(Data entries)
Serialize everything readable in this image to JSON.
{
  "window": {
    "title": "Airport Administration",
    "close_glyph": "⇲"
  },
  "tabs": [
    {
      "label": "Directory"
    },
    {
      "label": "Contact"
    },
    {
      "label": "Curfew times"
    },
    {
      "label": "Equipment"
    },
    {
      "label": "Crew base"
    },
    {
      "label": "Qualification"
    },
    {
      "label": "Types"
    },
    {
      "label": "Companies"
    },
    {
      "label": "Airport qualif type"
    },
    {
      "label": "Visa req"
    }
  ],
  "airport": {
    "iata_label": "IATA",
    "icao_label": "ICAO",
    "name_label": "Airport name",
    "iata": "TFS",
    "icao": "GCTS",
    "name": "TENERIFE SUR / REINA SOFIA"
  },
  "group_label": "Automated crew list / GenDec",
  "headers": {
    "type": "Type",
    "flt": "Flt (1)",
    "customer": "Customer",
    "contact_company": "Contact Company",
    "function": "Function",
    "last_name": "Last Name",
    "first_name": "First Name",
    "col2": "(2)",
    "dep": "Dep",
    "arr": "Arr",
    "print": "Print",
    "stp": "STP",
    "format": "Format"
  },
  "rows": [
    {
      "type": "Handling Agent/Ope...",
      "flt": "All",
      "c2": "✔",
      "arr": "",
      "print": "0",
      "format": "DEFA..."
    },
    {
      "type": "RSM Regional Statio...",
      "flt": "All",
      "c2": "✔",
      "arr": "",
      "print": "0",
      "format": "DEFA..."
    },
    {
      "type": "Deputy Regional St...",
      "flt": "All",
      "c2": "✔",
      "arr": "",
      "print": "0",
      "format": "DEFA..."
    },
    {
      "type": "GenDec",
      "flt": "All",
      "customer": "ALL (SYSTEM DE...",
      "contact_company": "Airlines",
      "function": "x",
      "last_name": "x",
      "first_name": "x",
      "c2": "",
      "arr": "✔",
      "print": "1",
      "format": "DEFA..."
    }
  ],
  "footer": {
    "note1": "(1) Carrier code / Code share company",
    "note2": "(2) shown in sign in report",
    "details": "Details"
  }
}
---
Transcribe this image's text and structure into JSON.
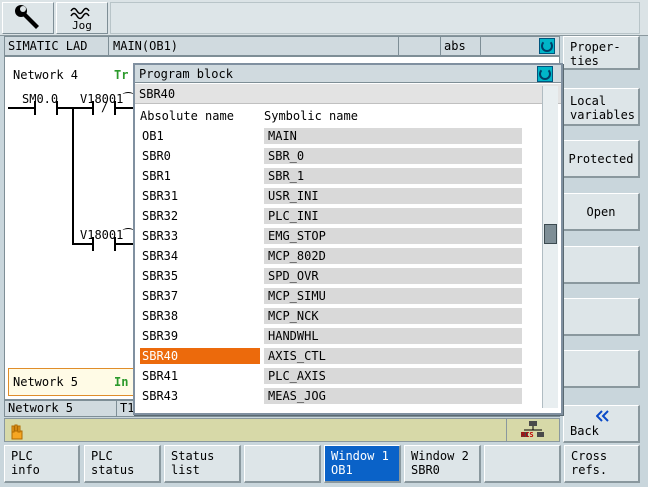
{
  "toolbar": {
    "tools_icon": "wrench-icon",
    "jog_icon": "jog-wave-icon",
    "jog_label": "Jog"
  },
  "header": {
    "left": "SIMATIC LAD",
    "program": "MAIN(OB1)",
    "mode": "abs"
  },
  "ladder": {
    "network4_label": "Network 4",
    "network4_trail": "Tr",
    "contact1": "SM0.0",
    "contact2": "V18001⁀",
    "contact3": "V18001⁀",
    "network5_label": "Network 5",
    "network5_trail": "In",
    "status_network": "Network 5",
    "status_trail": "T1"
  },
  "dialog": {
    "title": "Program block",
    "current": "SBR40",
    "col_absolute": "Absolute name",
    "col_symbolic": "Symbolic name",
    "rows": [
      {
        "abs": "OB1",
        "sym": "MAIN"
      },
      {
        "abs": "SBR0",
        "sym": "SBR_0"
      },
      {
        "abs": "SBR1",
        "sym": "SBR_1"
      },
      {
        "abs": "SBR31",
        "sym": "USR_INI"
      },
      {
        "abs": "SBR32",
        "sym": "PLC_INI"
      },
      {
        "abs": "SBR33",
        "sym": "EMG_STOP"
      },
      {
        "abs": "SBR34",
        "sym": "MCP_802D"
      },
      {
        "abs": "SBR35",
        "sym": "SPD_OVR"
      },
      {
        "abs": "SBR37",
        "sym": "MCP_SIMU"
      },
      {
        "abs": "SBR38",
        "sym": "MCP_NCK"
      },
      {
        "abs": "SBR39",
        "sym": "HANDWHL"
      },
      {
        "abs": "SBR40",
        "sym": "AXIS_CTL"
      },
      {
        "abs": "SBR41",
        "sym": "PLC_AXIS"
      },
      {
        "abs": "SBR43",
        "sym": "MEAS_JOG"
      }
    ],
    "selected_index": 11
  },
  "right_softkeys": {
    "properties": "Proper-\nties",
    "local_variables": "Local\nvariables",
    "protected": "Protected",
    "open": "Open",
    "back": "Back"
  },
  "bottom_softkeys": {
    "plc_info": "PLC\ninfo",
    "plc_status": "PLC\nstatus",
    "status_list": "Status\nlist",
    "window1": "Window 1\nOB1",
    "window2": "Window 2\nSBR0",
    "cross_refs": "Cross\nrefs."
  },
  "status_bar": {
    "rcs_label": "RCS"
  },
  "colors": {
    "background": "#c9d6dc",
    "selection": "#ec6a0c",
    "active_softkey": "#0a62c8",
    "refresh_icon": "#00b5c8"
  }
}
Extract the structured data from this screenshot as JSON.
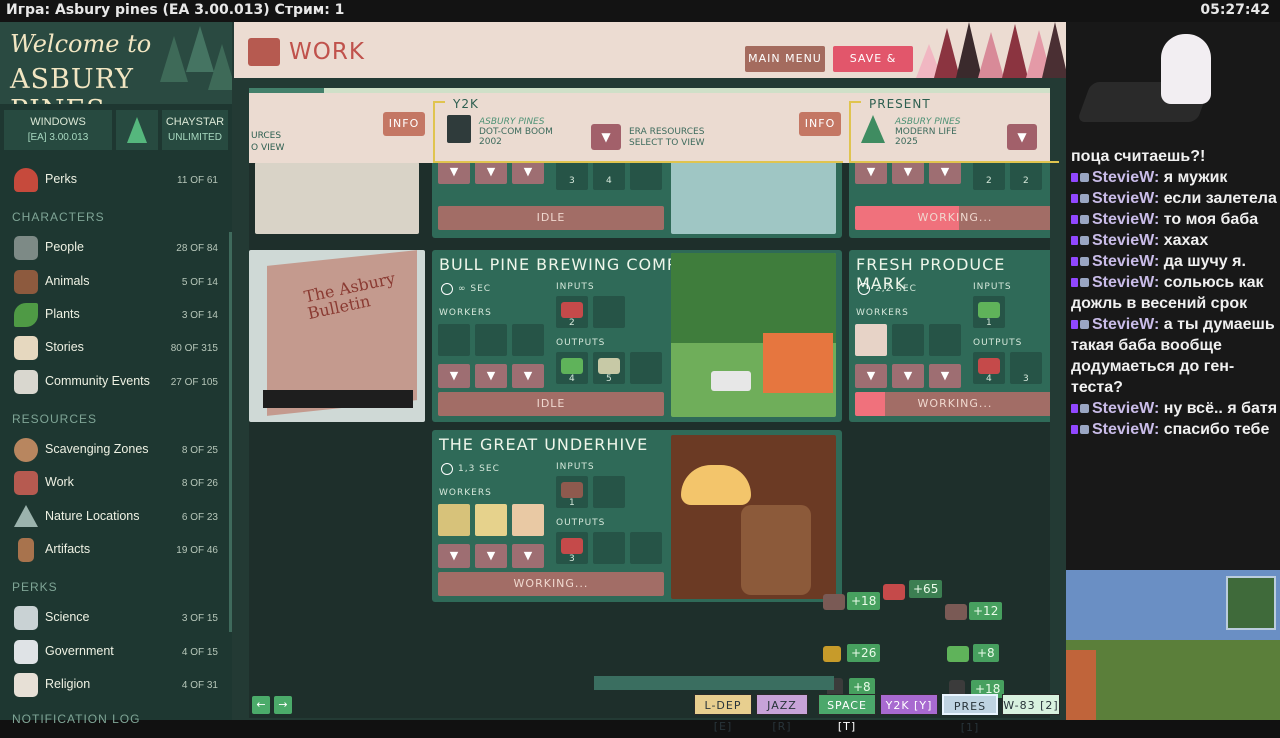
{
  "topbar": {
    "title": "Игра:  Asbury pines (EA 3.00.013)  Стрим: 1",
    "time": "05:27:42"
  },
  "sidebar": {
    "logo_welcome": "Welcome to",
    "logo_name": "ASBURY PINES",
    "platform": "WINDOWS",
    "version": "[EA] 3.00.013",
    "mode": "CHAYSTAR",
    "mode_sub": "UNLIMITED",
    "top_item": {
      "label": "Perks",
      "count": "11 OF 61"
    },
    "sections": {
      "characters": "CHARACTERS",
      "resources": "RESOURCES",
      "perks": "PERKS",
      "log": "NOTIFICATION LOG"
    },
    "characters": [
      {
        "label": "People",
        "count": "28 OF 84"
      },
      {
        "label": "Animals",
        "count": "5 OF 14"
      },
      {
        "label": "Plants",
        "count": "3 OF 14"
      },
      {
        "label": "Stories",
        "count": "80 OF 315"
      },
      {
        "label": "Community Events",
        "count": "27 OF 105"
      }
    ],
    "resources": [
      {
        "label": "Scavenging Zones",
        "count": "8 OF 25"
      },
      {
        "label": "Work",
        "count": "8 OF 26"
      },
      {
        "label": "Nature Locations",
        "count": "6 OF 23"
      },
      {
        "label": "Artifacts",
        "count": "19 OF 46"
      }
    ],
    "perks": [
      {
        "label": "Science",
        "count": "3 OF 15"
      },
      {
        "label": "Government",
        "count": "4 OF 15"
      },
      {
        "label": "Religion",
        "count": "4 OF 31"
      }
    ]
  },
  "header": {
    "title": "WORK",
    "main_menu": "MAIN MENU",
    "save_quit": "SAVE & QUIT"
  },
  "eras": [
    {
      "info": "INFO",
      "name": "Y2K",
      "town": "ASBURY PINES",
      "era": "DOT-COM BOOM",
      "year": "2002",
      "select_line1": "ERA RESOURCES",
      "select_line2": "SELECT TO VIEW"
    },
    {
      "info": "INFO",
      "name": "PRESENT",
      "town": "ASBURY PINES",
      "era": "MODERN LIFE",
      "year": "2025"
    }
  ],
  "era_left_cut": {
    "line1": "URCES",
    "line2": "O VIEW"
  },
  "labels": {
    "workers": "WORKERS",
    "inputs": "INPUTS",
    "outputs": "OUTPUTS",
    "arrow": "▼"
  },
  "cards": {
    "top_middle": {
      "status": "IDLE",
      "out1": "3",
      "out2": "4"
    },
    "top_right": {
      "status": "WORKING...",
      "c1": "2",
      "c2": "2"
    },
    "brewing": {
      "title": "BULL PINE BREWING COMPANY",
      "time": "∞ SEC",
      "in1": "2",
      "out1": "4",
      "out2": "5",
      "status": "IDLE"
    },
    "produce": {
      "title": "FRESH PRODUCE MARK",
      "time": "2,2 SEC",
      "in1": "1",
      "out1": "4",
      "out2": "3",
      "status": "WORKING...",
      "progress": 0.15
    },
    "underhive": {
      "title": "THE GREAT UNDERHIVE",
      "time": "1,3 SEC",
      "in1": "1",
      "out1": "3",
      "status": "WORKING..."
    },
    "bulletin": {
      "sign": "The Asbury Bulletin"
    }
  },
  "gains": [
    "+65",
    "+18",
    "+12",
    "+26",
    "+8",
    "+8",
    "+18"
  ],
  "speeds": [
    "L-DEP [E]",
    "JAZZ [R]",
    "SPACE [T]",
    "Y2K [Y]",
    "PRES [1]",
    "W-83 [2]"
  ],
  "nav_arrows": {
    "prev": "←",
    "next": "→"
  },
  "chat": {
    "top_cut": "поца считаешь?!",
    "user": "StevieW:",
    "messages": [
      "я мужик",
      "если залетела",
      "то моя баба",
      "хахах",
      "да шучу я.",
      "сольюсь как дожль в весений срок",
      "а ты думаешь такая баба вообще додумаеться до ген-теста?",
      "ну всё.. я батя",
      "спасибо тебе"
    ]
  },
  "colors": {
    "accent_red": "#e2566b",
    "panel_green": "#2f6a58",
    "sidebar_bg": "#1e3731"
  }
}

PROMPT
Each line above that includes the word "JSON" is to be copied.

EXERCISE ANSWER
Serialize everything readable in this image to JSON.
Transcribe this image's text and structure into JSON.
Extract the structured data from this screenshot as JSON.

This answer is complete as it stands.